After becoming disabled in 2012 from a neurological disorder, Rachel Slick vastly reduced her career in large scale Public Art. While financially and creatively devastating, the changes brought unexpected joys, too. Rachel returned to a long time love of ceramics. She sought and found healing in the imagery of the desert.
Her focus is a contemporary interpretation of traditional arts of the Southwest. As a person of mixed ancestry, Rachel is fascinated by how traditional themes and archetypes change and relate to our modern world. She is exclusively represented by Wilde Meyer Gallery in Scottsdale and Tucson, and actively seeking representation in other states. please contact her at email@example.com
The artist Rachel Slick at Ted De Grazia's Guadalupe Chapel, Tucson Az 2014
Milagros, Angels, Demons and Calaveras
Miracle Charms have been used since the 5th century, imploring divine aid from saints and guardians or giving thanks. In this contemporary rendition, the milagro remains a heartfelt object of gratitude as well as a modern meditation of the meeting place between spirit and the body.
Familia Calaca, Florita, Mermaid's Hand, Pomona and her Golden Apple Mermaid's Hand H

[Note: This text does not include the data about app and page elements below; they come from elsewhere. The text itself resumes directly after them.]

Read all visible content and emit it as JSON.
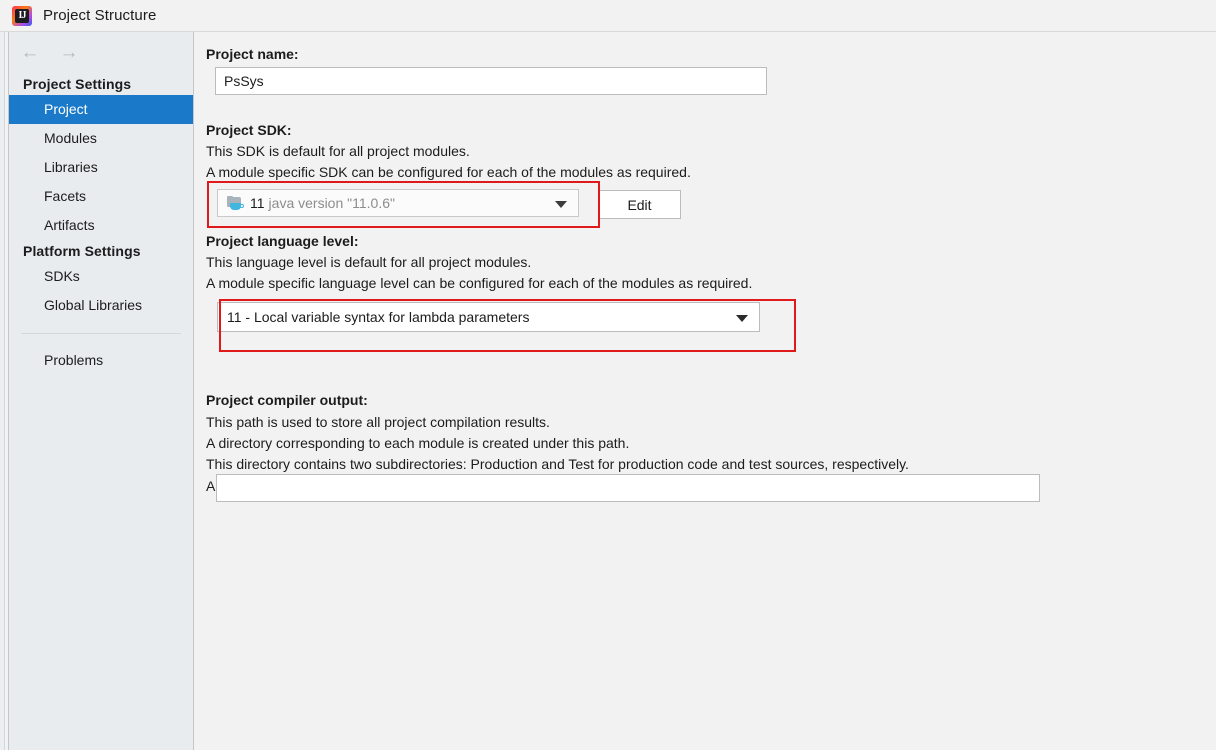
{
  "window": {
    "title": "Project Structure",
    "app_icon": "intellij-idea-icon",
    "icon_glyph": "IJ"
  },
  "nav": {
    "back_icon": "arrow-left-icon",
    "back_glyph": "←",
    "forward_icon": "arrow-right-icon",
    "forward_glyph": "→"
  },
  "sidebar": {
    "groups": [
      {
        "title": "Project Settings",
        "items": [
          {
            "label": "Project",
            "selected": true
          },
          {
            "label": "Modules",
            "selected": false
          },
          {
            "label": "Libraries",
            "selected": false
          },
          {
            "label": "Facets",
            "selected": false
          },
          {
            "label": "Artifacts",
            "selected": false
          }
        ]
      },
      {
        "title": "Platform Settings",
        "items": [
          {
            "label": "SDKs",
            "selected": false
          },
          {
            "label": "Global Libraries",
            "selected": false
          }
        ]
      }
    ],
    "footer_items": [
      {
        "label": "Problems",
        "selected": false
      }
    ]
  },
  "main": {
    "project_name": {
      "label": "Project name:",
      "value": "PsSys",
      "placeholder": ""
    },
    "project_sdk": {
      "label": "Project SDK:",
      "description_lines": [
        "This SDK is default for all project modules.",
        "A module specific SDK can be configured for each of the modules as required."
      ],
      "selected_version": "11",
      "selected_description": "java version \"11.0.6\"",
      "icon": "jdk-folder-icon",
      "edit_button": "Edit",
      "highlighted": true
    },
    "language_level": {
      "label": "Project language level:",
      "description_lines": [
        "This language level is default for all project modules.",
        "A module specific language level can be configured for each of the modules as required."
      ],
      "selected": "11 - Local variable syntax for lambda parameters",
      "highlighted": true
    },
    "compiler_output": {
      "label": "Project compiler output:",
      "description_lines": [
        "This path is used to store all project compilation results.",
        "A directory corresponding to each module is created under this path.",
        "This directory contains two subdirectories: Production and Test for production code and test sources, respectively.",
        "A module specific compiler output path can be configured for each of the modules as required."
      ],
      "value": "",
      "placeholder": "",
      "browse_icon": "folder-browse-icon"
    }
  },
  "colors": {
    "selection_blue": "#1a7ac9",
    "annotation_red": "#e01a1a",
    "sidebar_bg": "#e8ecef",
    "main_bg": "#f2f2f2",
    "muted_text": "#8d8d8d"
  }
}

Angels and Demons
If you keep an angel or a demon in your home and treat it well, they will work to keep you safe, and repel negative forces that try to enter.
The Dance of Life and Death, painted sculpture
Commissions: Many clients have asked me to create a special piece in honor of a loved one who has passed on to the Spirit world. Most frequently, these requests honor a family member, lover or friend, or pet. It is my deep honor to be able to use my skills to create a memorial piece. please contact me at firstname.lastname@example.org to discuss such a memorial. Below are examples of memorial commissions.
Angelito, spirit guide for cats Francisco, the stardog
Dia de los Muertos
When the earth turns away from the sun and we enter the dark part of the year, the spirits of the dead return to us to celebrate, feast, and remember. The scent and glow of their favorite flower, the marigold,guides them through the thinning veil. Flickering candle light beckons, and the sound of old boleros and children's laughter help the dead find their families. It is a time of celebration and transformation.
Skull forms used during Dia de los Muertos to help the dead recognize us and express the magic of transformation. Flowers, vines, fruits and insects on the calaveras express that transformation from living flesh to pure spirit.